**GOAL OF THE EXERCISE**
Below are the records; reproduce all of them exactly but without any images.

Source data

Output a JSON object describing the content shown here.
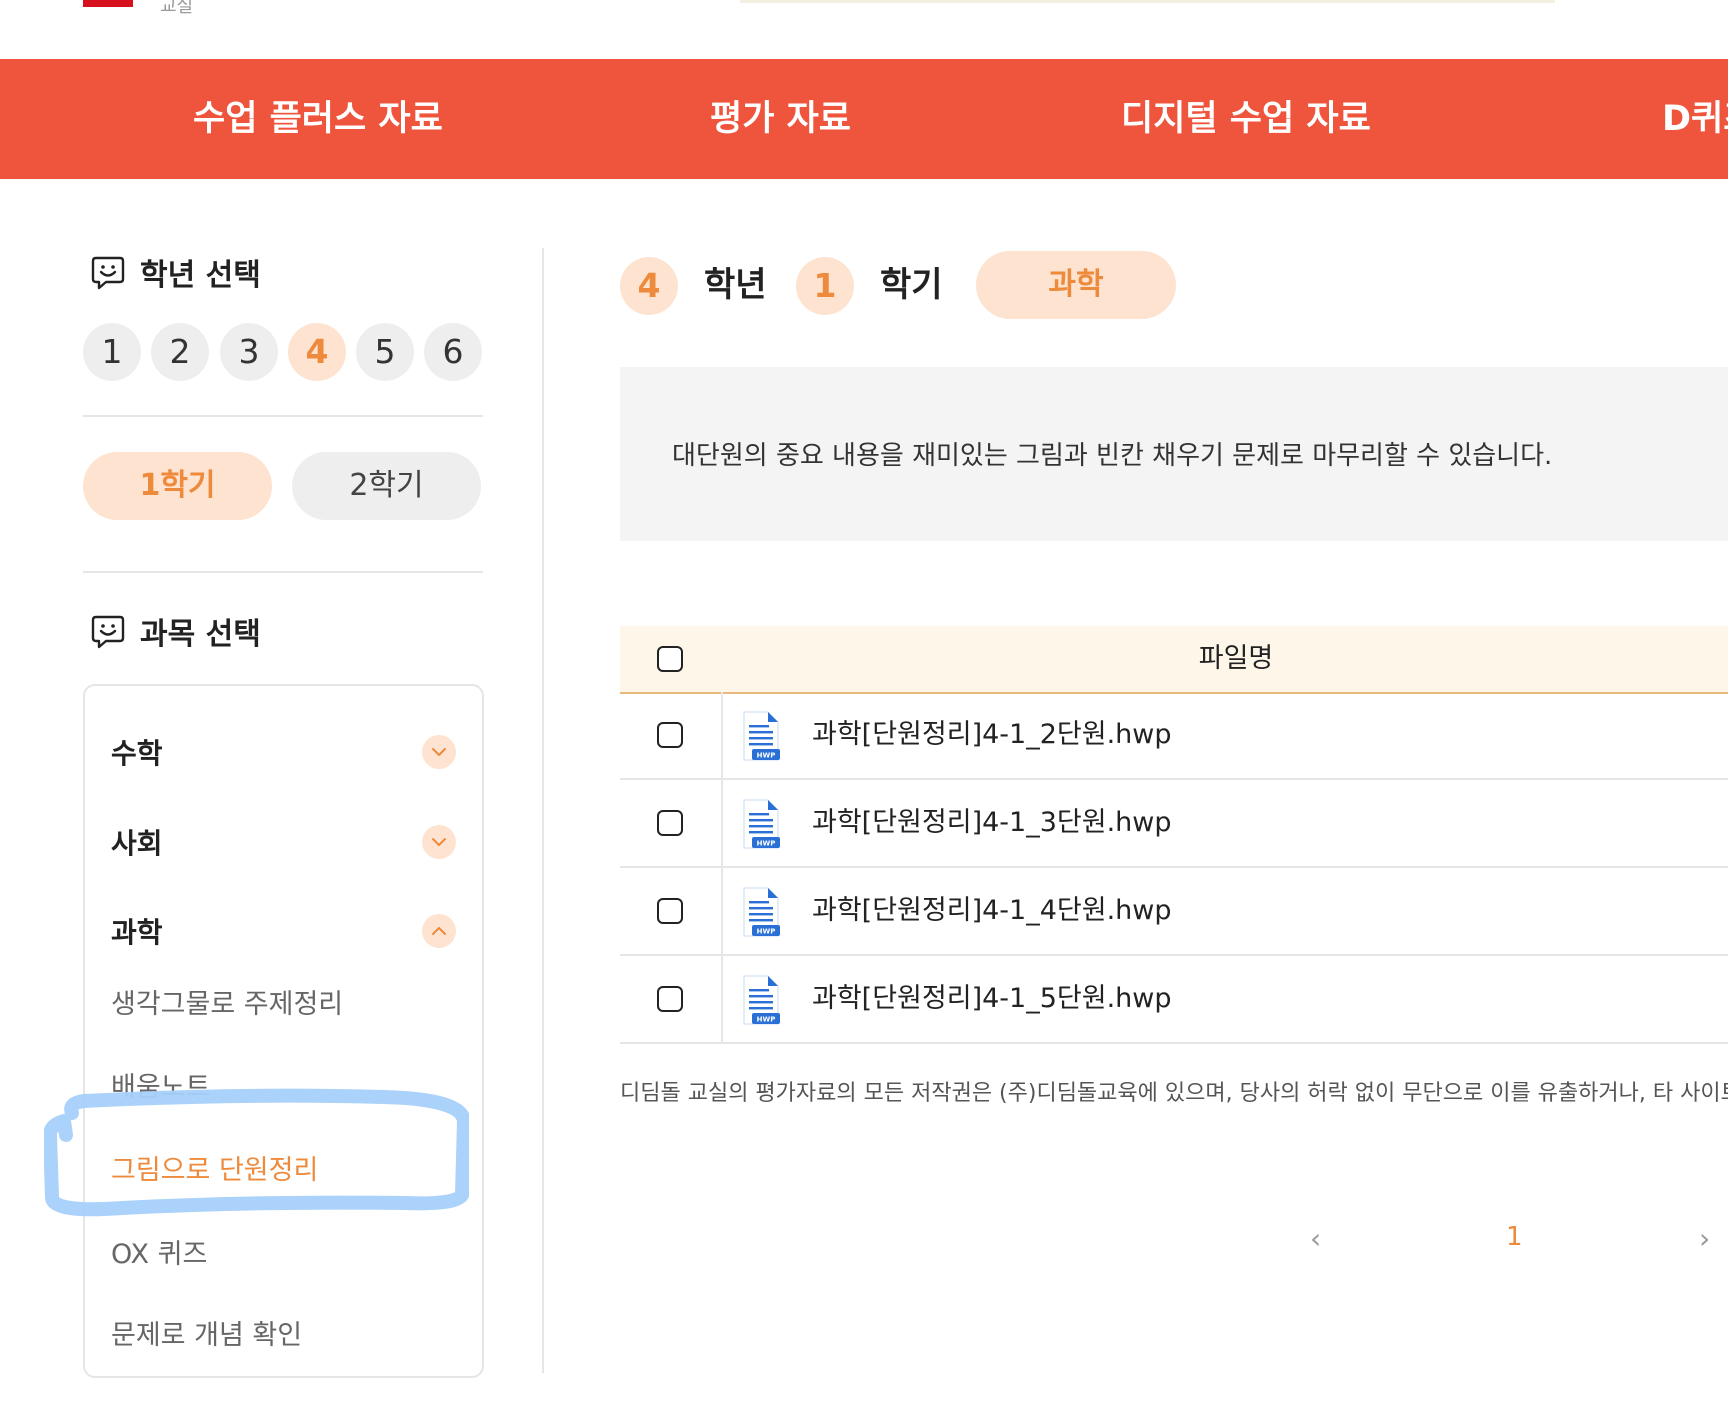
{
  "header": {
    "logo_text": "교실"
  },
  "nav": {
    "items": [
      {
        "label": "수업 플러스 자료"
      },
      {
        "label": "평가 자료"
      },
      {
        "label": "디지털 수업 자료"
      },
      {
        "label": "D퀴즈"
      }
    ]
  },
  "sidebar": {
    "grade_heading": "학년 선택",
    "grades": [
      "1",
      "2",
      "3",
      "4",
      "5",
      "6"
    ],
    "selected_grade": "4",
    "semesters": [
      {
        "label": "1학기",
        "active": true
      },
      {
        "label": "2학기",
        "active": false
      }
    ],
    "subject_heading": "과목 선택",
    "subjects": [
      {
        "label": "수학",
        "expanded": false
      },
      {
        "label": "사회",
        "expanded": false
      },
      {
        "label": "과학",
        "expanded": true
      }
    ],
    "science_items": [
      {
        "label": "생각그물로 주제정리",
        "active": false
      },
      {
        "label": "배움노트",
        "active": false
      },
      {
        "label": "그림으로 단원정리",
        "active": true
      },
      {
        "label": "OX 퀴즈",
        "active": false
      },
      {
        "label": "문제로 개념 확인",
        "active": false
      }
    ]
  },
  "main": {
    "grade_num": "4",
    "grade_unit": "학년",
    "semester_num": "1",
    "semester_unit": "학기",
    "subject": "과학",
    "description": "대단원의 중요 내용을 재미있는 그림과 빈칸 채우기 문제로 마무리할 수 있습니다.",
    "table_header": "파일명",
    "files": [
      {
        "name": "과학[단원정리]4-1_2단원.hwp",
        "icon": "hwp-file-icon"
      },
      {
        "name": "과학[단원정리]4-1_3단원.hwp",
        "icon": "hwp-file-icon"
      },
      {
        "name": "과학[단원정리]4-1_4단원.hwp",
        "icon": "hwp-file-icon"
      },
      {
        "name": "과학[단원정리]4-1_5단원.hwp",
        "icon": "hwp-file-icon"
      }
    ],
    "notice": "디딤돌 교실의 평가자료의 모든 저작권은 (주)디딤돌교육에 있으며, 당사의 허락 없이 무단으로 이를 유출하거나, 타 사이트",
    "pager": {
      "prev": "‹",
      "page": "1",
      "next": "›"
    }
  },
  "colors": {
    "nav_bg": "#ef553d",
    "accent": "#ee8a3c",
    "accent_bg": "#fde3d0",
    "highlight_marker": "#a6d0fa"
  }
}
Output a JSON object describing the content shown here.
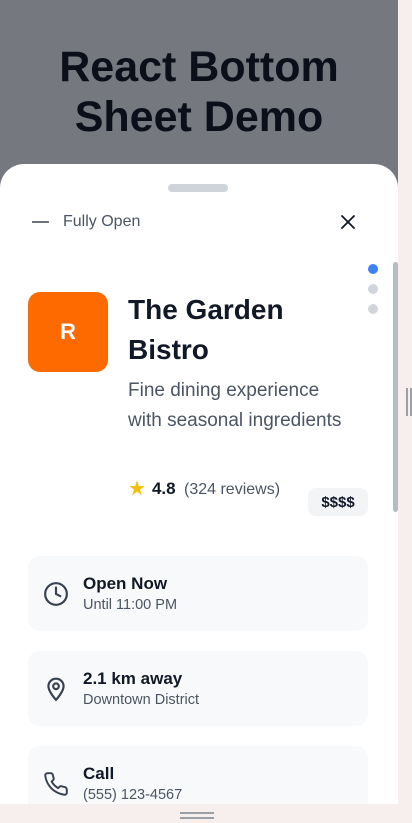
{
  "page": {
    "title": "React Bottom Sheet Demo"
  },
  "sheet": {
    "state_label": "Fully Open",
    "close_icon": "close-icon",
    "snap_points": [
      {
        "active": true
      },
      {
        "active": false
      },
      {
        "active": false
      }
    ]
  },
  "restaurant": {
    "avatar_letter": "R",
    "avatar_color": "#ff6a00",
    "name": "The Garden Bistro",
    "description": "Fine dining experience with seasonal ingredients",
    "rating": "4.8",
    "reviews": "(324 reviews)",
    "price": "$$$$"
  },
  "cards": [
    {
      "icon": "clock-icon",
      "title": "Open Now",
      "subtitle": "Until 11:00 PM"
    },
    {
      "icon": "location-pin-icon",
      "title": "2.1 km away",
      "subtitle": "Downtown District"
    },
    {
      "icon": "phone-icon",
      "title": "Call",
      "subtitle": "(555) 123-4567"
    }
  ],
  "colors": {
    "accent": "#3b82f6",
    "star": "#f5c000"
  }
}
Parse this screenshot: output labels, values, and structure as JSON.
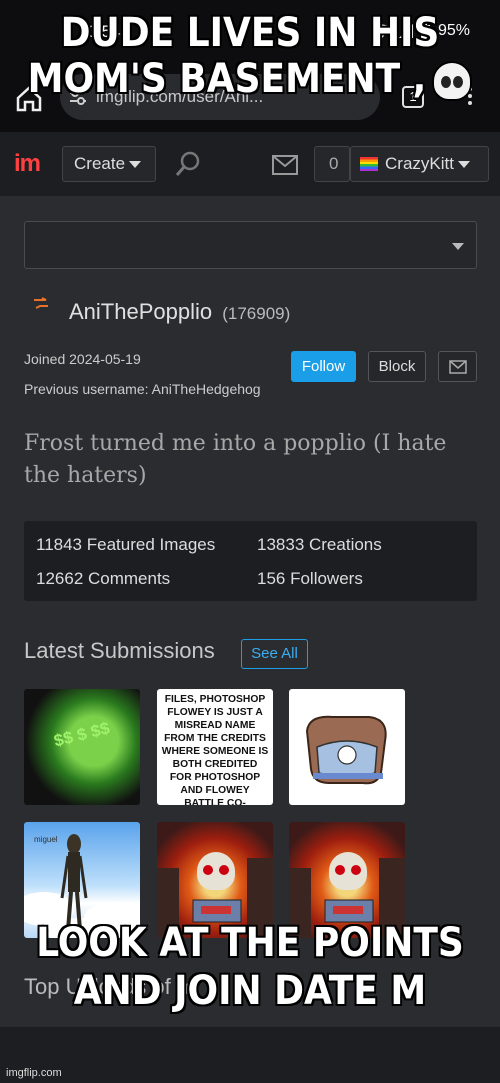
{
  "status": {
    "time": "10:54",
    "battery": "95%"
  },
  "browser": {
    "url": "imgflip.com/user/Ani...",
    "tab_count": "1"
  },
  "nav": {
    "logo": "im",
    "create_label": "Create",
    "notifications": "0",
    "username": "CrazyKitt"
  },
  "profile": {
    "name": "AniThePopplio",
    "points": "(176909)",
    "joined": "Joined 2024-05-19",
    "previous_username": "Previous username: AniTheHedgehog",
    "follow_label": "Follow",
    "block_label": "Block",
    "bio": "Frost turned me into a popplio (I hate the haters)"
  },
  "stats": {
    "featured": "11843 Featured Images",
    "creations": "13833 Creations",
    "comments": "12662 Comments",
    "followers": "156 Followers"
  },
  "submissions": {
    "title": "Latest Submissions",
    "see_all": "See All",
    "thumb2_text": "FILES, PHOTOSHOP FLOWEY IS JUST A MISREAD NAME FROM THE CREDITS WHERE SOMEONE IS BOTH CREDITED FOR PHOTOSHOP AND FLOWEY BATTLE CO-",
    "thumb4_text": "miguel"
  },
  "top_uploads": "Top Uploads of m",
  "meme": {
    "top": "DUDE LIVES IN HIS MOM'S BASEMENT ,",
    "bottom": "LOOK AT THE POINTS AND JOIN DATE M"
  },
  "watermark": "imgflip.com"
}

**WRITTEN SOLUTION**
Output a JSON object describing the content shown here.
{
  "header": {
    "logo_text": "교실"
  },
  "nav": {
    "items": [
      {
        "label": "수업 플러스 자료"
      },
      {
        "label": "평가 자료"
      },
      {
        "label": "디지털 수업 자료"
      },
      {
        "label": "D퀴즈"
      }
    ]
  },
  "sidebar": {
    "grade_heading": "학년 선택",
    "grades": [
      "1",
      "2",
      "3",
      "4",
      "5",
      "6"
    ],
    "selected_grade": "4",
    "semesters": [
      {
        "label": "1학기",
        "active": true
      },
      {
        "label": "2학기",
        "active": false
      }
    ],
    "subject_heading": "과목 선택",
    "subjects": [
      {
        "label": "수학",
        "expanded": false
      },
      {
        "label": "사회",
        "expanded": false
      },
      {
        "label": "과학",
        "expanded": true
      }
    ],
    "science_items": [
      {
        "label": "생각그물로 주제정리",
        "active": false
      },
      {
        "label": "배움노트",
        "active": false
      },
      {
        "label": "그림으로 단원정리",
        "active": true
      },
      {
        "label": "OX 퀴즈",
        "active": false
      },
      {
        "label": "문제로 개념 확인",
        "active": false
      }
    ]
  },
  "main": {
    "grade_num": "4",
    "grade_unit": "학년",
    "semester_num": "1",
    "semester_unit": "학기",
    "subject": "과학",
    "description": "대단원의 중요 내용을 재미있는 그림과 빈칸 채우기 문제로 마무리할 수 있습니다.",
    "table_header": "파일명",
    "files": [
      {
        "name": "과학[단원정리]4-1_2단원.hwp",
        "icon": "hwp-file-icon"
      },
      {
        "name": "과학[단원정리]4-1_3단원.hwp",
        "icon": "hwp-file-icon"
      },
      {
        "name": "과학[단원정리]4-1_4단원.hwp",
        "icon": "hwp-file-icon"
      },
      {
        "name": "과학[단원정리]4-1_5단원.hwp",
        "icon": "hwp-file-icon"
      }
    ],
    "notice": "디딤돌 교실의 평가자료의 모든 저작권은 (주)디딤돌교육에 있으며, 당사의 허락 없이 무단으로 이를 유출하거나, 타 사이트",
    "pager": {
      "prev": "‹",
      "page": "1",
      "next": "›"
    }
  },
  "colors": {
    "nav_bg": "#ef553d",
    "accent": "#ee8a3c",
    "accent_bg": "#fde3d0",
    "highlight_marker": "#a6d0fa"
  }
}
Output a JSON object describing the content shown here.
{
  "page": {
    "title": "React Bottom Sheet Demo"
  },
  "sheet": {
    "state_label": "Fully Open",
    "close_icon": "close-icon",
    "snap_points": [
      {
        "active": true
      },
      {
        "active": false
      },
      {
        "active": false
      }
    ]
  },
  "restaurant": {
    "avatar_letter": "R",
    "avatar_color": "#ff6a00",
    "name": "The Garden Bistro",
    "description": "Fine dining experience with seasonal ingredients",
    "rating": "4.8",
    "reviews": "(324 reviews)",
    "price": "$$$$"
  },
  "cards": [
    {
      "icon": "clock-icon",
      "title": "Open Now",
      "subtitle": "Until 11:00 PM"
    },
    {
      "icon": "location-pin-icon",
      "title": "2.1 km away",
      "subtitle": "Downtown District"
    },
    {
      "icon": "phone-icon",
      "title": "Call",
      "subtitle": "(555) 123-4567"
    }
  ],
  "colors": {
    "accent": "#3b82f6",
    "star": "#f5c000"
  }
}
Parse this screenshot: output labels, values, and structure as JSON.
{
  "status": {
    "time": "10:54",
    "battery": "95%"
  },
  "browser": {
    "url": "imgflip.com/user/Ani...",
    "tab_count": "1"
  },
  "nav": {
    "logo": "im",
    "create_label": "Create",
    "notifications": "0",
    "username": "CrazyKitt"
  },
  "profile": {
    "name": "AniThePopplio",
    "points": "(176909)",
    "joined": "Joined 2024-05-19",
    "previous_username": "Previous username: AniTheHedgehog",
    "follow_label": "Follow",
    "block_label": "Block",
    "bio": "Frost turned me into a popplio (I hate the haters)"
  },
  "stats": {
    "featured": "11843 Featured Images",
    "creations": "13833 Creations",
    "comments": "12662 Comments",
    "followers": "156 Followers"
  },
  "submissions": {
    "title": "Latest Submissions",
    "see_all": "See All",
    "thumb2_text": "FILES, PHOTOSHOP FLOWEY IS JUST A MISREAD NAME FROM THE CREDITS WHERE SOMEONE IS BOTH CREDITED FOR PHOTOSHOP AND FLOWEY BATTLE CO-",
    "thumb4_text": "miguel"
  },
  "top_uploads": "Top Uploads of m",
  "meme": {
    "top": "DUDE LIVES IN HIS MOM'S BASEMENT ,",
    "bottom": "LOOK AT THE POINTS AND JOIN DATE M"
  },
  "watermark": "imgflip.com"
}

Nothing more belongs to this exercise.